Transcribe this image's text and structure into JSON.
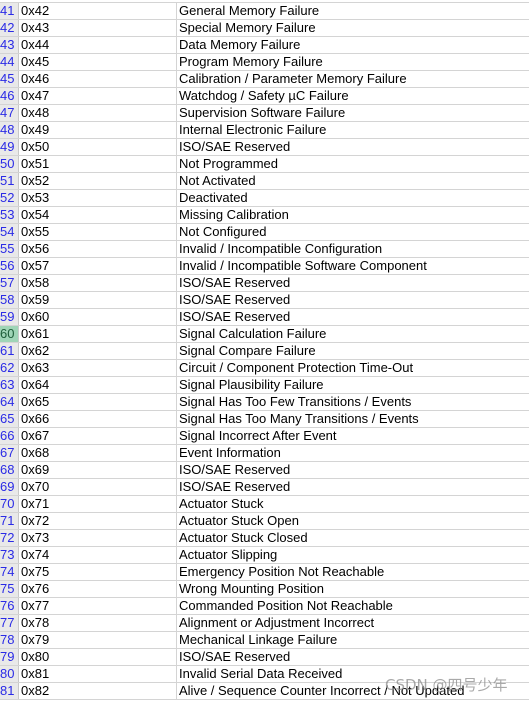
{
  "selected_row": "60",
  "colors": {
    "row_header_bg": "#e9e9e9",
    "row_number": "#2a2ae6",
    "selected_row_header": "#9fd5b7",
    "gridline": "#d4d4d4"
  },
  "rows": [
    [
      "41",
      "0x42",
      "General Memory Failure"
    ],
    [
      "42",
      "0x43",
      "Special Memory Failure"
    ],
    [
      "43",
      "0x44",
      "Data Memory Failure"
    ],
    [
      "44",
      "0x45",
      "Program Memory Failure"
    ],
    [
      "45",
      "0x46",
      "Calibration / Parameter Memory Failure"
    ],
    [
      "46",
      "0x47",
      "Watchdog / Safety µC Failure"
    ],
    [
      "47",
      "0x48",
      "Supervision Software Failure"
    ],
    [
      "48",
      "0x49",
      "Internal Electronic Failure"
    ],
    [
      "49",
      "0x50",
      "ISO/SAE Reserved"
    ],
    [
      "50",
      "0x51",
      "Not Programmed"
    ],
    [
      "51",
      "0x52",
      "Not Activated"
    ],
    [
      "52",
      "0x53",
      "Deactivated"
    ],
    [
      "53",
      "0x54",
      "Missing Calibration"
    ],
    [
      "54",
      "0x55",
      "Not Configured"
    ],
    [
      "55",
      "0x56",
      "Invalid / Incompatible Configuration"
    ],
    [
      "56",
      "0x57",
      "Invalid / Incompatible Software Component"
    ],
    [
      "57",
      "0x58",
      "ISO/SAE Reserved"
    ],
    [
      "58",
      "0x59",
      "ISO/SAE Reserved"
    ],
    [
      "59",
      "0x60",
      "ISO/SAE Reserved"
    ],
    [
      "60",
      "0x61",
      "Signal Calculation Failure"
    ],
    [
      "61",
      "0x62",
      "Signal Compare Failure"
    ],
    [
      "62",
      "0x63",
      "Circuit / Component Protection Time-Out"
    ],
    [
      "63",
      "0x64",
      "Signal Plausibility Failure"
    ],
    [
      "64",
      "0x65",
      "Signal Has Too Few Transitions / Events"
    ],
    [
      "65",
      "0x66",
      "Signal Has Too Many Transitions / Events"
    ],
    [
      "66",
      "0x67",
      "Signal Incorrect After Event"
    ],
    [
      "67",
      "0x68",
      "Event Information"
    ],
    [
      "68",
      "0x69",
      "ISO/SAE Reserved"
    ],
    [
      "69",
      "0x70",
      "ISO/SAE Reserved"
    ],
    [
      "70",
      "0x71",
      "Actuator Stuck"
    ],
    [
      "71",
      "0x72",
      "Actuator Stuck Open"
    ],
    [
      "72",
      "0x73",
      "Actuator Stuck Closed"
    ],
    [
      "73",
      "0x74",
      "Actuator Slipping"
    ],
    [
      "74",
      "0x75",
      "Emergency Position Not Reachable"
    ],
    [
      "75",
      "0x76",
      "Wrong Mounting Position"
    ],
    [
      "76",
      "0x77",
      "Commanded Position Not Reachable"
    ],
    [
      "77",
      "0x78",
      "Alignment or Adjustment Incorrect"
    ],
    [
      "78",
      "0x79",
      "Mechanical Linkage Failure"
    ],
    [
      "79",
      "0x80",
      "ISO/SAE Reserved"
    ],
    [
      "80",
      "0x81",
      "Invalid Serial Data Received"
    ],
    [
      "81",
      "0x82",
      "Alive / Sequence Counter Incorrect / Not Updated"
    ]
  ],
  "watermark": "CSDN @四号少年"
}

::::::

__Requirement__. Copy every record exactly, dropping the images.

__Written solution__.
Transcribe this image's text and structure into JSON.
{
  "selected_row": "60",
  "colors": {
    "row_header_bg": "#e9e9e9",
    "row_number": "#2a2ae6",
    "selected_row_header": "#9fd5b7",
    "gridline": "#d4d4d4"
  },
  "rows": [
    [
      "41",
      "0x42",
      "General Memory Failure"
    ],
    [
      "42",
      "0x43",
      "Special Memory Failure"
    ],
    [
      "43",
      "0x44",
      "Data Memory Failure"
    ],
    [
      "44",
      "0x45",
      "Program Memory Failure"
    ],
    [
      "45",
      "0x46",
      "Calibration / Parameter Memory Failure"
    ],
    [
      "46",
      "0x47",
      "Watchdog / Safety µC Failure"
    ],
    [
      "47",
      "0x48",
      "Supervision Software Failure"
    ],
    [
      "48",
      "0x49",
      "Internal Electronic Failure"
    ],
    [
      "49",
      "0x50",
      "ISO/SAE Reserved"
    ],
    [
      "50",
      "0x51",
      "Not Programmed"
    ],
    [
      "51",
      "0x52",
      "Not Activated"
    ],
    [
      "52",
      "0x53",
      "Deactivated"
    ],
    [
      "53",
      "0x54",
      "Missing Calibration"
    ],
    [
      "54",
      "0x55",
      "Not Configured"
    ],
    [
      "55",
      "0x56",
      "Invalid / Incompatible Configuration"
    ],
    [
      "56",
      "0x57",
      "Invalid / Incompatible Software Component"
    ],
    [
      "57",
      "0x58",
      "ISO/SAE Reserved"
    ],
    [
      "58",
      "0x59",
      "ISO/SAE Reserved"
    ],
    [
      "59",
      "0x60",
      "ISO/SAE Reserved"
    ],
    [
      "60",
      "0x61",
      "Signal Calculation Failure"
    ],
    [
      "61",
      "0x62",
      "Signal Compare Failure"
    ],
    [
      "62",
      "0x63",
      "Circuit / Component Protection Time-Out"
    ],
    [
      "63",
      "0x64",
      "Signal Plausibility Failure"
    ],
    [
      "64",
      "0x65",
      "Signal Has Too Few Transitions / Events"
    ],
    [
      "65",
      "0x66",
      "Signal Has Too Many Transitions / Events"
    ],
    [
      "66",
      "0x67",
      "Signal Incorrect After Event"
    ],
    [
      "67",
      "0x68",
      "Event Information"
    ],
    [
      "68",
      "0x69",
      "ISO/SAE Reserved"
    ],
    [
      "69",
      "0x70",
      "ISO/SAE Reserved"
    ],
    [
      "70",
      "0x71",
      "Actuator Stuck"
    ],
    [
      "71",
      "0x72",
      "Actuator Stuck Open"
    ],
    [
      "72",
      "0x73",
      "Actuator Stuck Closed"
    ],
    [
      "73",
      "0x74",
      "Actuator Slipping"
    ],
    [
      "74",
      "0x75",
      "Emergency Position Not Reachable"
    ],
    [
      "75",
      "0x76",
      "Wrong Mounting Position"
    ],
    [
      "76",
      "0x77",
      "Commanded Position Not Reachable"
    ],
    [
      "77",
      "0x78",
      "Alignment or Adjustment Incorrect"
    ],
    [
      "78",
      "0x79",
      "Mechanical Linkage Failure"
    ],
    [
      "79",
      "0x80",
      "ISO/SAE Reserved"
    ],
    [
      "80",
      "0x81",
      "Invalid Serial Data Received"
    ],
    [
      "81",
      "0x82",
      "Alive / Sequence Counter Incorrect / Not Updated"
    ]
  ],
  "watermark": "CSDN @四号少年"
}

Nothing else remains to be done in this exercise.